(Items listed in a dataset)

★ ★ ★

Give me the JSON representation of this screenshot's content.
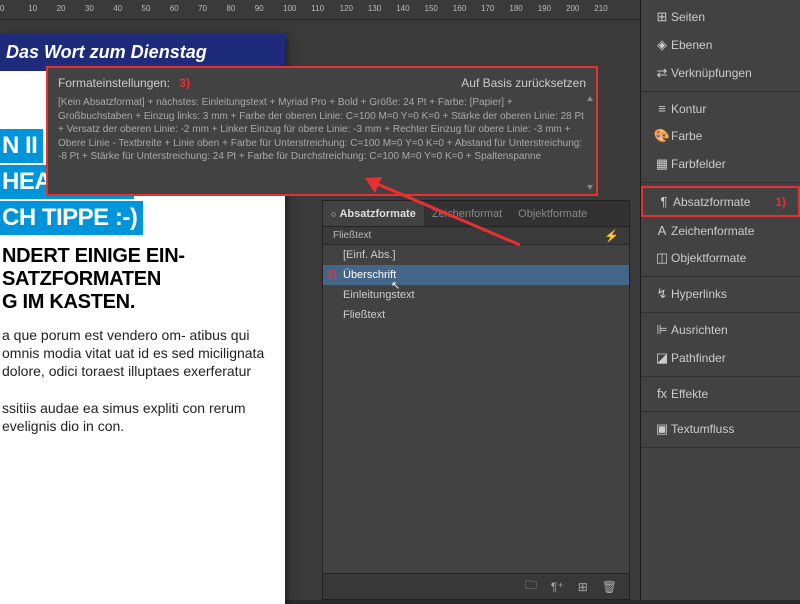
{
  "ruler": {
    "marks": [
      0,
      10,
      20,
      30,
      40,
      50,
      60,
      70,
      80,
      90,
      100,
      110,
      120,
      130,
      140,
      150,
      160,
      170,
      180,
      190,
      200,
      210
    ]
  },
  "page": {
    "header": "Das Wort zum Dienstag",
    "headline_lines": [
      "N II",
      "HEADLINE-",
      "CH TIPPE :-)"
    ],
    "subheading": [
      "NDERT EINIGE EIN-",
      "SATZFORMATEN",
      "G IM KASTEN."
    ],
    "body1": "a que porum est vendero om- atibus qui omnis modia vitat uat id es sed micilignata dolore, odici toraest illuptaes exerferatur",
    "body2": "ssitiis audae ea simus expliti con rerum evelignis dio in con."
  },
  "tooltip": {
    "title": "Formateinstellungen:",
    "annot": "3)",
    "reset": "Auf Basis zurücksetzen",
    "body": "[Kein Absatzformat] + nächstes: Einleitungstext + Myriad Pro + Bold + Größe: 24 Pt + Farbe: [Papier] + Großbuchstaben + Einzug links: 3 mm + Farbe der oberen Linie: C=100 M=0 Y=0 K=0 + Stärke der oberen Linie: 28 Pt + Versatz der oberen Linie: -2 mm + Linker Einzug für obere Linie: -3 mm + Rechter Einzug für obere Linie: -3 mm + Obere Linie - Textbreite + Linie oben + Farbe für Unterstreichung: C=100 M=0 Y=0 K=0 + Abstand für Unterstreichung: -8 Pt + Stärke für Unterstreichung: 24 Pt + Farbe für Durchstreichung: C=100 M=0 Y=0 K=0 + Spaltenspanne"
  },
  "para_panel": {
    "tabs": {
      "active": "Absatzformate",
      "t2": "Zeichenformat",
      "t3": "Objektformate"
    },
    "subtitle": "Fließtext",
    "items": [
      {
        "label": "[Einf. Abs.]",
        "selected": false
      },
      {
        "label": "Überschrift",
        "selected": true,
        "annot": "2)"
      },
      {
        "label": "Einleitungstext",
        "selected": false
      },
      {
        "label": "Fließtext",
        "selected": false
      }
    ]
  },
  "side": {
    "groups": [
      [
        {
          "icon": "⊞",
          "label": "Seiten"
        },
        {
          "icon": "◈",
          "label": "Ebenen"
        },
        {
          "icon": "⇄",
          "label": "Verknüpfungen"
        }
      ],
      [
        {
          "icon": "≡",
          "label": "Kontur"
        },
        {
          "icon": "🎨",
          "label": "Farbe"
        },
        {
          "icon": "▦",
          "label": "Farbfelder"
        }
      ],
      [
        {
          "icon": "¶",
          "label": "Absatzformate",
          "highlight": true,
          "annot": "1)"
        },
        {
          "icon": "A",
          "label": "Zeichenformate"
        },
        {
          "icon": "◫",
          "label": "Objektformate"
        }
      ],
      [
        {
          "icon": "↯",
          "label": "Hyperlinks"
        }
      ],
      [
        {
          "icon": "⊫",
          "label": "Ausrichten"
        },
        {
          "icon": "◪",
          "label": "Pathfinder"
        }
      ],
      [
        {
          "icon": "fx",
          "label": "Effekte"
        }
      ],
      [
        {
          "icon": "▣",
          "label": "Textumfluss"
        }
      ]
    ]
  }
}
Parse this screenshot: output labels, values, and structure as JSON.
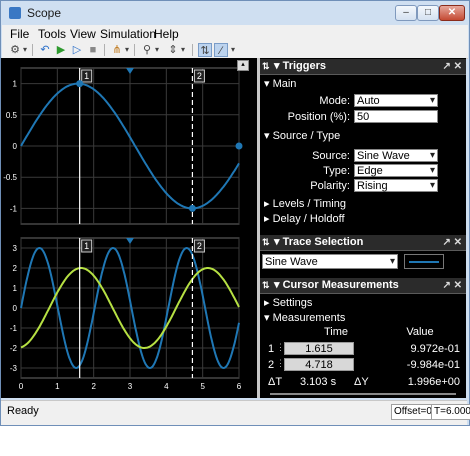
{
  "window": {
    "title": "Scope"
  },
  "menu": [
    "File",
    "Tools",
    "View",
    "Simulation",
    "Help"
  ],
  "plot1": {
    "yticks": [
      "1",
      "0.5",
      "0",
      "-0.5",
      "-1"
    ],
    "xticks": [
      "0",
      "1",
      "2",
      "3",
      "4",
      "5",
      "6"
    ],
    "cursor1_label": "1",
    "cursor2_label": "2"
  },
  "plot2": {
    "yticks": [
      "3",
      "2",
      "1",
      "0",
      "-1",
      "-2",
      "-3"
    ],
    "xticks": [
      "0",
      "1",
      "2",
      "3",
      "4",
      "5",
      "6"
    ],
    "cursor1_label": "1",
    "cursor2_label": "2"
  },
  "chart_data": [
    {
      "type": "line",
      "title": "",
      "series": [
        {
          "name": "Sine Wave",
          "color": "#1f77b4",
          "function": "sin(t)"
        }
      ],
      "xlim": [
        0,
        6
      ],
      "ylim": [
        -1.25,
        1.25
      ],
      "grid": true,
      "cursors": [
        1.615,
        4.718
      ]
    },
    {
      "type": "line",
      "title": "",
      "series": [
        {
          "color": "#1f77b4",
          "function": "3*sin(3.1*t)"
        },
        {
          "color": "#b6e043",
          "function": "2*sin(1.8*t - 1.4)"
        }
      ],
      "xlim": [
        0,
        6
      ],
      "ylim": [
        -3.5,
        3.5
      ],
      "grid": true,
      "cursors": [
        1.615,
        4.718
      ]
    }
  ],
  "triggers": {
    "header": "Triggers",
    "main_label": "Main",
    "mode_label": "Mode:",
    "mode_value": "Auto",
    "position_label": "Position (%):",
    "position_value": "50",
    "source_type_label": "Source / Type",
    "source_label": "Source:",
    "source_value": "Sine Wave",
    "type_label": "Type:",
    "type_value": "Edge",
    "polarity_label": "Polarity:",
    "polarity_value": "Rising",
    "levels_label": "Levels / Timing",
    "delay_label": "Delay / Holdoff"
  },
  "trace_selection": {
    "header": "Trace Selection",
    "value": "Sine Wave",
    "color": "#1f77b4"
  },
  "cursor_measurements": {
    "header": "Cursor Measurements",
    "settings_label": "Settings",
    "measurements_label": "Measurements",
    "time_header": "Time",
    "value_header": "Value",
    "row1_label": "1",
    "row1_time": "1.615",
    "row1_value": "9.972e-01",
    "row2_label": "2",
    "row2_time": "4.718",
    "row2_value": "-9.984e-01",
    "dt_label": "ΔT",
    "dt_value": "3.103 s",
    "dy_label": "ΔY",
    "dy_value": "1.996e+00"
  },
  "status": {
    "ready": "Ready",
    "offset": "Offset=0",
    "time": "T=6.000"
  }
}
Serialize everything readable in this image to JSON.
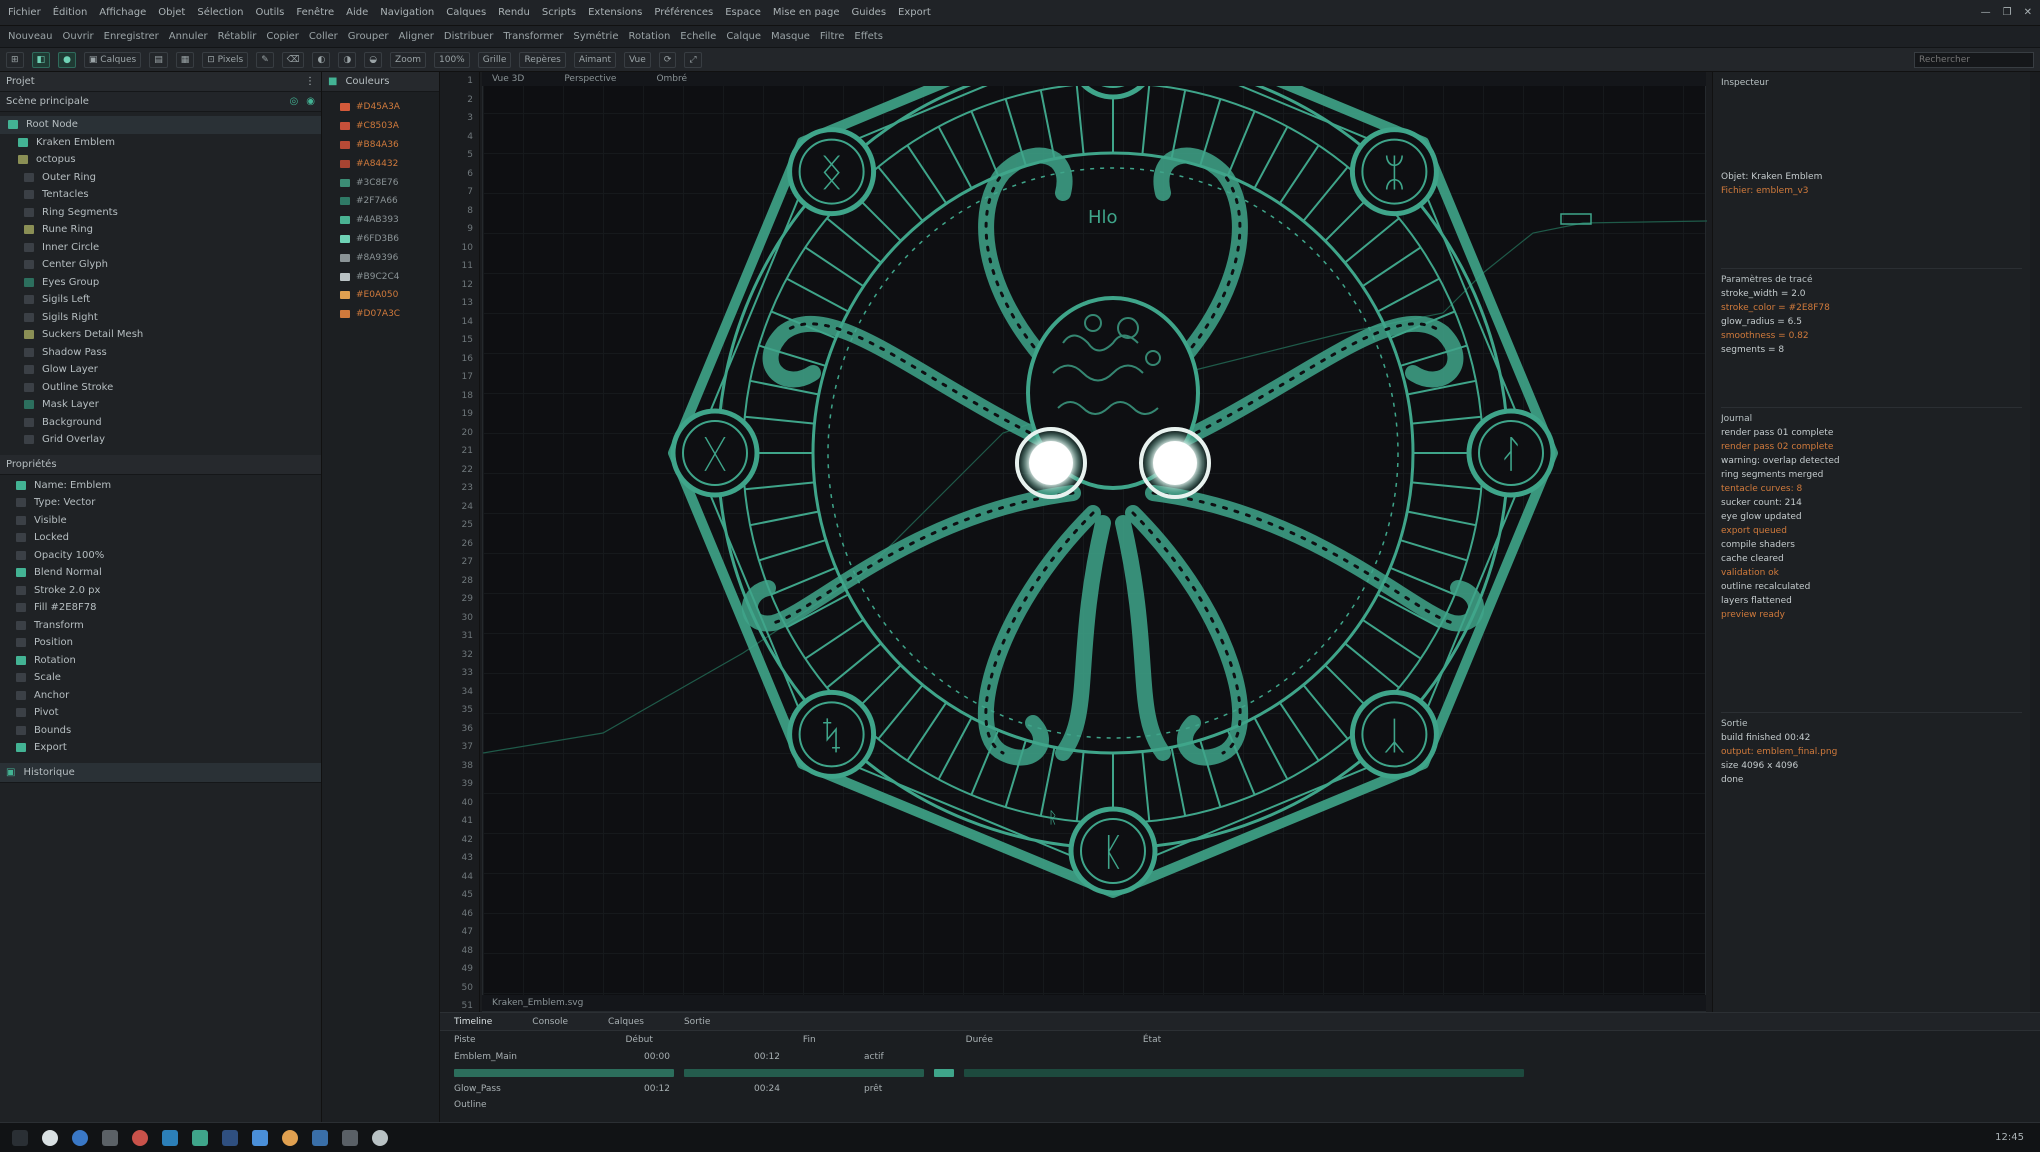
{
  "menubar": {
    "items": [
      "Fichier",
      "Édition",
      "Affichage",
      "Objet",
      "Sélection",
      "Outils",
      "Fenêtre",
      "Aide",
      "Navigation",
      "Calques",
      "Rendu",
      "Scripts",
      "Extensions",
      "Préférences",
      "Espace",
      "Mise en page",
      "Guides",
      "Export"
    ],
    "window_controls": [
      "—",
      "❐",
      "✕"
    ]
  },
  "toolbar2": {
    "items": [
      "Nouveau",
      "Ouvrir",
      "Enregistrer",
      "Annuler",
      "Rétablir",
      "Copier",
      "Coller",
      "Grouper",
      "Aligner",
      "Distribuer",
      "Transformer",
      "Symétrie",
      "Rotation",
      "Echelle",
      "Calque",
      "Masque",
      "Filtre",
      "Effets"
    ]
  },
  "toolbar3": {
    "buttons": [
      "⊞",
      "◧",
      "●",
      "▣ Calques",
      "▤",
      "▦",
      "⊡ Pixels",
      "✎",
      "⌫",
      "◐",
      "◑",
      "◒",
      "Zoom",
      "100%",
      "Grille",
      "Repères",
      "Aimant",
      "Vue",
      "⟳",
      "⤢"
    ],
    "search_placeholder": "Rechercher"
  },
  "leftpanel": {
    "header": "Projet",
    "subheader": "Scène principale",
    "items": [
      "Root Node",
      "Kraken Emblem",
      "octopus",
      "Outer Ring",
      "Tentacles",
      "Ring Segments",
      "Rune Ring",
      "Inner Circle",
      "Center Glyph",
      "Eyes Group",
      "Sigils Left",
      "Sigils Right",
      "Suckers Detail Mesh",
      "Shadow Pass",
      "Glow Layer",
      "Outline Stroke",
      "Mask Layer",
      "Background",
      "Grid Overlay"
    ],
    "section2_header": "Propriétés",
    "props": [
      "Name: Emblem",
      "Type: Vector",
      "Visible",
      "Locked",
      "Opacity 100%",
      "Blend Normal",
      "Stroke 2.0 px",
      "Fill #2E8F78",
      "Transform",
      "Position",
      "Rotation",
      "Scale",
      "Anchor",
      "Pivot",
      "Bounds",
      "Export"
    ],
    "section3_header": "Historique"
  },
  "midpanel": {
    "header": "Couleurs",
    "rows": [
      "#D45A3A",
      "#C8503A",
      "#B84A36",
      "#A84432",
      "#3C8E76",
      "#2F7A66",
      "#4AB393",
      "#6FD3B6",
      "#8A9396",
      "#B9C2C4",
      "#E0A050",
      "#D07A3C"
    ]
  },
  "gutter": {
    "lines": [
      "1",
      "2",
      "3",
      "4",
      "5",
      "6",
      "7",
      "8",
      "9",
      "10",
      "11",
      "12",
      "13",
      "14",
      "15",
      "16",
      "17",
      "18",
      "19",
      "20",
      "21",
      "22",
      "23",
      "24",
      "25",
      "26",
      "27",
      "28",
      "29",
      "30",
      "31",
      "32",
      "33",
      "34",
      "35",
      "36",
      "37",
      "38",
      "39",
      "40",
      "41",
      "42",
      "43",
      "44",
      "45",
      "46",
      "47",
      "48",
      "49",
      "50",
      "51"
    ]
  },
  "viewport": {
    "tab": "Vue 3D",
    "tab2": "Perspective",
    "tab3": "Ombré",
    "status": "Kraken_Emblem.svg"
  },
  "rightpanel": {
    "header": "Inspecteur",
    "lines1": [
      "Objet: Kraken Emblem",
      "Fichier: emblem_v3"
    ],
    "section2": "Paramètres de tracé",
    "lines2": [
      "stroke_width = 2.0",
      "stroke_color = #2E8F78",
      "glow_radius = 6.5",
      "smoothness = 0.82",
      "segments = 8"
    ],
    "section3": "Journal",
    "lines3": [
      "render pass 01 complete",
      "render pass 02 complete",
      "warning: overlap detected",
      "ring segments merged",
      "tentacle curves: 8",
      "sucker count: 214",
      "eye glow updated",
      "export queued",
      "compile shaders",
      "cache cleared",
      "validation ok",
      "outline recalculated",
      "layers flattened",
      "preview ready"
    ],
    "section4": "Sortie",
    "lines4": [
      "build finished 00:42",
      "output: emblem_final.png",
      "size 4096 x 4096",
      "done"
    ]
  },
  "bottom": {
    "tabs": [
      "Timeline",
      "Console",
      "Calques",
      "Sortie"
    ],
    "col_labels": [
      "Piste",
      "Début",
      "Fin",
      "Durée",
      "État"
    ],
    "tracks": [
      "Emblem_Main",
      "Glow_Pass",
      "Outline"
    ],
    "values": [
      "00:00",
      "00:12",
      "00:24",
      "actif",
      "prêt"
    ]
  },
  "taskbar": {
    "time": "12:45"
  },
  "colors": {
    "accent": "#3fa58a",
    "accent_bright": "#6fd3b6",
    "warn": "#d07a3c",
    "bg": "#1a1c1f",
    "viewport_bg": "#0e0f12"
  },
  "emblem": {
    "rune_glyphs": [
      "ᛟ",
      "ᛯ",
      "ᛮ",
      "ᛣ",
      "ᛕ",
      "ᛪ",
      "ᚷ",
      "ᛝ"
    ],
    "annotation_top": "Hlo",
    "annotation_bottom": "ᚱ"
  }
}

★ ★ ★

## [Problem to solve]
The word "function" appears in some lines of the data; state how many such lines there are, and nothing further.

## [Your solution]
3